__Information given__:
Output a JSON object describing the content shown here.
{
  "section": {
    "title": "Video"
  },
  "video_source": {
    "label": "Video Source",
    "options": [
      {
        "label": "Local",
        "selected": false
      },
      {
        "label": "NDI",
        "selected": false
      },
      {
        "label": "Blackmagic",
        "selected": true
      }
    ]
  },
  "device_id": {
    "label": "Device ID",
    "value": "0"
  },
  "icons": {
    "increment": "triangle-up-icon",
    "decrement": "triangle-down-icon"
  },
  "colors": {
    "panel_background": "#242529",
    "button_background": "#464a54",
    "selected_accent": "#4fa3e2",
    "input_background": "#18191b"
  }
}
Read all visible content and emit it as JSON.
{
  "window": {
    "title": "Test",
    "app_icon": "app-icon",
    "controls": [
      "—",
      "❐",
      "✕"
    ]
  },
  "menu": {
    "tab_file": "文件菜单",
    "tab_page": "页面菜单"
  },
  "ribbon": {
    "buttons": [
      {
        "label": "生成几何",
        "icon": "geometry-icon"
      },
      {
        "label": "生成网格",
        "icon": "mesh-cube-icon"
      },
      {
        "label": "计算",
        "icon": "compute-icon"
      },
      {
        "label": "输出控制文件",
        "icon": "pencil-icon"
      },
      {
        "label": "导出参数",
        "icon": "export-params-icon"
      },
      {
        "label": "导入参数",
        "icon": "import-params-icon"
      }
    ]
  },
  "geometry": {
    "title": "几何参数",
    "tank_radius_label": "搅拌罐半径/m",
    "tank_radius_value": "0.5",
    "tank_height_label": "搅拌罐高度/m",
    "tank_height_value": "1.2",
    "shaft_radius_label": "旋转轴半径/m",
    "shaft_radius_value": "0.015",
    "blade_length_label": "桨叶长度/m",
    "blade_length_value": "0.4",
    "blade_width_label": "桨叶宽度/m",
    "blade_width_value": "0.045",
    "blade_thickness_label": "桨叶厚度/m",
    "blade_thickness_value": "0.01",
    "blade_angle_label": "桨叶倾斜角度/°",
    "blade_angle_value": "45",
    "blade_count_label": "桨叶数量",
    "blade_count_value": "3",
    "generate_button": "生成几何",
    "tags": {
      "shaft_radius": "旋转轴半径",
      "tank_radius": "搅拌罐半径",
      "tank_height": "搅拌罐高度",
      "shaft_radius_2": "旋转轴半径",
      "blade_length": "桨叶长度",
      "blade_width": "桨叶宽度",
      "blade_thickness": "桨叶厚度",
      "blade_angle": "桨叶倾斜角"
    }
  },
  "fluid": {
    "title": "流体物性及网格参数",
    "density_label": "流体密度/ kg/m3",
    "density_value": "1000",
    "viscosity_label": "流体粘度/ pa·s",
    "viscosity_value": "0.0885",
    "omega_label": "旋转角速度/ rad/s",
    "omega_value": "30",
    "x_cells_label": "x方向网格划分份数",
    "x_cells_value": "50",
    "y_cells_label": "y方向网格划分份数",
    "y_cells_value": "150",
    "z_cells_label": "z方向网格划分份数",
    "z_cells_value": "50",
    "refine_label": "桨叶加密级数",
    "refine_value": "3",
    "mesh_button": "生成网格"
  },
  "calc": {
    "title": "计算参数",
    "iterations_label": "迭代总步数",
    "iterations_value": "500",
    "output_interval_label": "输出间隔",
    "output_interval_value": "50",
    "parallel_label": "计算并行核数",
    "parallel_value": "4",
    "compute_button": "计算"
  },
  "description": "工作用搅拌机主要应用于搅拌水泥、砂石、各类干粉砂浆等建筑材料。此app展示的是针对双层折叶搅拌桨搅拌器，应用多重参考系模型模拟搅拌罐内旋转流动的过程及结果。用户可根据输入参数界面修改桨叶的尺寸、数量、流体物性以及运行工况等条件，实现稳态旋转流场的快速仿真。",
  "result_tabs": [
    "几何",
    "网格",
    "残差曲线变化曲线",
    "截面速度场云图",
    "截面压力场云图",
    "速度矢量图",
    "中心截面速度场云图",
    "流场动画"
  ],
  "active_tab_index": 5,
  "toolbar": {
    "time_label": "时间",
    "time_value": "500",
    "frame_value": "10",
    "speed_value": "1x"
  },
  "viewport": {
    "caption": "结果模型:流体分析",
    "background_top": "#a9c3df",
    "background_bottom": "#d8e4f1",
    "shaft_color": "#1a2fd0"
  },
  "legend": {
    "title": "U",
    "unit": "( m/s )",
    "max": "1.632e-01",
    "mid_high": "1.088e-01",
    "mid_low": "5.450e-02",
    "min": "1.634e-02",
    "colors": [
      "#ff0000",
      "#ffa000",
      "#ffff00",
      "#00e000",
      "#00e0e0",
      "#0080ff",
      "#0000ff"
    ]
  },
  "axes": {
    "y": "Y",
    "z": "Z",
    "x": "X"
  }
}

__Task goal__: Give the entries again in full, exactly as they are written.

__Task result__:
Output a JSON object describing the content shown here.
{
  "section": {
    "title": "Video"
  },
  "video_source": {
    "label": "Video Source",
    "options": [
      {
        "label": "Local",
        "selected": false
      },
      {
        "label": "NDI",
        "selected": false
      },
      {
        "label": "Blackmagic",
        "selected": true
      }
    ]
  },
  "device_id": {
    "label": "Device ID",
    "value": "0"
  },
  "icons": {
    "increment": "triangle-up-icon",
    "decrement": "triangle-down-icon"
  },
  "colors": {
    "panel_background": "#242529",
    "button_background": "#464a54",
    "selected_accent": "#4fa3e2",
    "input_background": "#18191b"
  }
}
Read all visible content and emit it as JSON.
{
  "window": {
    "title": "Test",
    "app_icon": "app-icon",
    "controls": [
      "—",
      "❐",
      "✕"
    ]
  },
  "menu": {
    "tab_file": "文件菜单",
    "tab_page": "页面菜单"
  },
  "ribbon": {
    "buttons": [
      {
        "label": "生成几何",
        "icon": "geometry-icon"
      },
      {
        "label": "生成网格",
        "icon": "mesh-cube-icon"
      },
      {
        "label": "计算",
        "icon": "compute-icon"
      },
      {
        "label": "输出控制文件",
        "icon": "pencil-icon"
      },
      {
        "label": "导出参数",
        "icon": "export-params-icon"
      },
      {
        "label": "导入参数",
        "icon": "import-params-icon"
      }
    ]
  },
  "geometry": {
    "title": "几何参数",
    "tank_radius_label": "搅拌罐半径/m",
    "tank_radius_value": "0.5",
    "tank_height_label": "搅拌罐高度/m",
    "tank_height_value": "1.2",
    "shaft_radius_label": "旋转轴半径/m",
    "shaft_radius_value": "0.015",
    "blade_length_label": "桨叶长度/m",
    "blade_length_value": "0.4",
    "blade_width_label": "桨叶宽度/m",
    "blade_width_value": "0.045",
    "blade_thickness_label": "桨叶厚度/m",
    "blade_thickness_value": "0.01",
    "blade_angle_label": "桨叶倾斜角度/°",
    "blade_angle_value": "45",
    "blade_count_label": "桨叶数量",
    "blade_count_value": "3",
    "generate_button": "生成几何",
    "tags": {
      "shaft_radius": "旋转轴半径",
      "tank_radius": "搅拌罐半径",
      "tank_height": "搅拌罐高度",
      "shaft_radius_2": "旋转轴半径",
      "blade_length": "桨叶长度",
      "blade_width": "桨叶宽度",
      "blade_thickness": "桨叶厚度",
      "blade_angle": "桨叶倾斜角"
    }
  },
  "fluid": {
    "title": "流体物性及网格参数",
    "density_label": "流体密度/ kg/m3",
    "density_value": "1000",
    "viscosity_label": "流体粘度/ pa·s",
    "viscosity_value": "0.0885",
    "omega_label": "旋转角速度/ rad/s",
    "omega_value": "30",
    "x_cells_label": "x方向网格划分份数",
    "x_cells_value": "50",
    "y_cells_label": "y方向网格划分份数",
    "y_cells_value": "150",
    "z_cells_label": "z方向网格划分份数",
    "z_cells_value": "50",
    "refine_label": "桨叶加密级数",
    "refine_value": "3",
    "mesh_button": "生成网格"
  },
  "calc": {
    "title": "计算参数",
    "iterations_label": "迭代总步数",
    "iterations_value": "500",
    "output_interval_label": "输出间隔",
    "output_interval_value": "50",
    "parallel_label": "计算并行核数",
    "parallel_value": "4",
    "compute_button": "计算"
  },
  "description": "工作用搅拌机主要应用于搅拌水泥、砂石、各类干粉砂浆等建筑材料。此app展示的是针对双层折叶搅拌桨搅拌器，应用多重参考系模型模拟搅拌罐内旋转流动的过程及结果。用户可根据输入参数界面修改桨叶的尺寸、数量、流体物性以及运行工况等条件，实现稳态旋转流场的快速仿真。",
  "result_tabs": [
    "几何",
    "网格",
    "残差曲线变化曲线",
    "截面速度场云图",
    "截面压力场云图",
    "速度矢量图",
    "中心截面速度场云图",
    "流场动画"
  ],
  "active_tab_index": 5,
  "toolbar": {
    "time_label": "时间",
    "time_value": "500",
    "frame_value": "10",
    "speed_value": "1x"
  },
  "viewport": {
    "caption": "结果模型:流体分析",
    "background_top": "#a9c3df",
    "background_bottom": "#d8e4f1",
    "shaft_color": "#1a2fd0"
  },
  "legend": {
    "title": "U",
    "unit": "( m/s )",
    "max": "1.632e-01",
    "mid_high": "1.088e-01",
    "mid_low": "5.450e-02",
    "min": "1.634e-02",
    "colors": [
      "#ff0000",
      "#ffa000",
      "#ffff00",
      "#00e000",
      "#00e0e0",
      "#0080ff",
      "#0000ff"
    ]
  },
  "axes": {
    "y": "Y",
    "z": "Z",
    "x": "X"
  }
}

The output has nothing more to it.